The records that follow are to be repeated exactly, with the pictures removed.

# # # # #

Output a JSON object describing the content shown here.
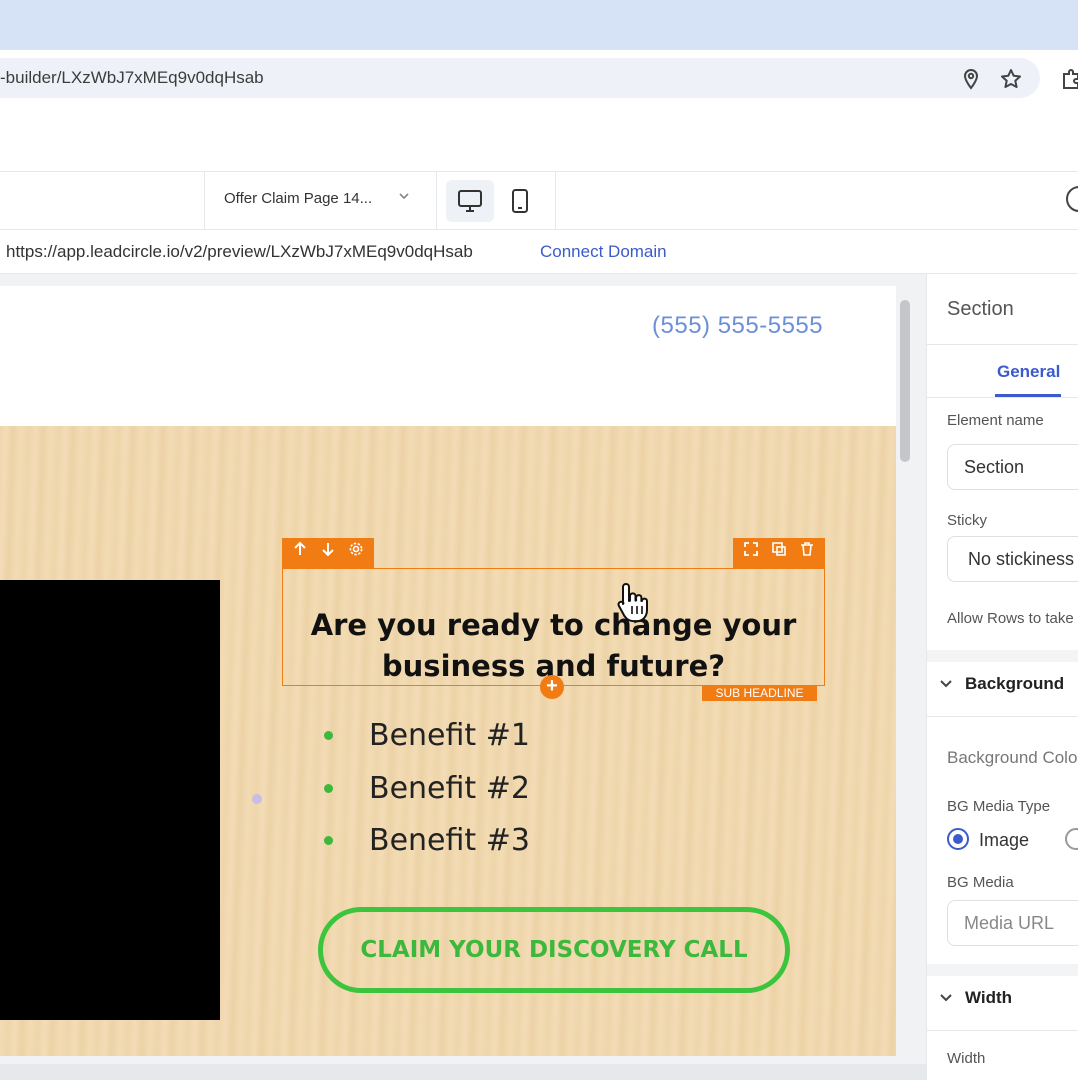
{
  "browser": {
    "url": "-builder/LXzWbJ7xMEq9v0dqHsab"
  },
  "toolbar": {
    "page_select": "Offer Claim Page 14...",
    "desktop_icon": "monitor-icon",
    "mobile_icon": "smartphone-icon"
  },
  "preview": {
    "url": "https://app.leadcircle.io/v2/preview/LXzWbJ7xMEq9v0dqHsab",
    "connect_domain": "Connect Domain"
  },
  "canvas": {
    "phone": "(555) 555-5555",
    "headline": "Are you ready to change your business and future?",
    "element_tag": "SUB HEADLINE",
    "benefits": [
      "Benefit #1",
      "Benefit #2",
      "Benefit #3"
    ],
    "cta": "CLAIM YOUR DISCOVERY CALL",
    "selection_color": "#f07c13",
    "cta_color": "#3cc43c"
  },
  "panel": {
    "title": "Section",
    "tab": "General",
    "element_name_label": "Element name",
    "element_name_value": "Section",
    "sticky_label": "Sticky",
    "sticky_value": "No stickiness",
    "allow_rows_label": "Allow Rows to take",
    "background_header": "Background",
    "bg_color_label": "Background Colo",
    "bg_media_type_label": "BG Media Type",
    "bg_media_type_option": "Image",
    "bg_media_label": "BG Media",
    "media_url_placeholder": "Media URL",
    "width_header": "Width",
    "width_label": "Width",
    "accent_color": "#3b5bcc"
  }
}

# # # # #

ANSWER TO THE EXERCISE –
Output a JSON object describing the content shown here.
{
  "browser": {
    "url": "-builder/LXzWbJ7xMEq9v0dqHsab"
  },
  "toolbar": {
    "page_select": "Offer Claim Page 14...",
    "desktop_icon": "monitor-icon",
    "mobile_icon": "smartphone-icon"
  },
  "preview": {
    "url": "https://app.leadcircle.io/v2/preview/LXzWbJ7xMEq9v0dqHsab",
    "connect_domain": "Connect Domain"
  },
  "canvas": {
    "phone": "(555) 555-5555",
    "headline": "Are you ready to change your business and future?",
    "element_tag": "SUB HEADLINE",
    "benefits": [
      "Benefit #1",
      "Benefit #2",
      "Benefit #3"
    ],
    "cta": "CLAIM YOUR DISCOVERY CALL",
    "selection_color": "#f07c13",
    "cta_color": "#3cc43c"
  },
  "panel": {
    "title": "Section",
    "tab": "General",
    "element_name_label": "Element name",
    "element_name_value": "Section",
    "sticky_label": "Sticky",
    "sticky_value": "No stickiness",
    "allow_rows_label": "Allow Rows to take",
    "background_header": "Background",
    "bg_color_label": "Background Colo",
    "bg_media_type_label": "BG Media Type",
    "bg_media_type_option": "Image",
    "bg_media_label": "BG Media",
    "media_url_placeholder": "Media URL",
    "width_header": "Width",
    "width_label": "Width",
    "accent_color": "#3b5bcc"
  }
}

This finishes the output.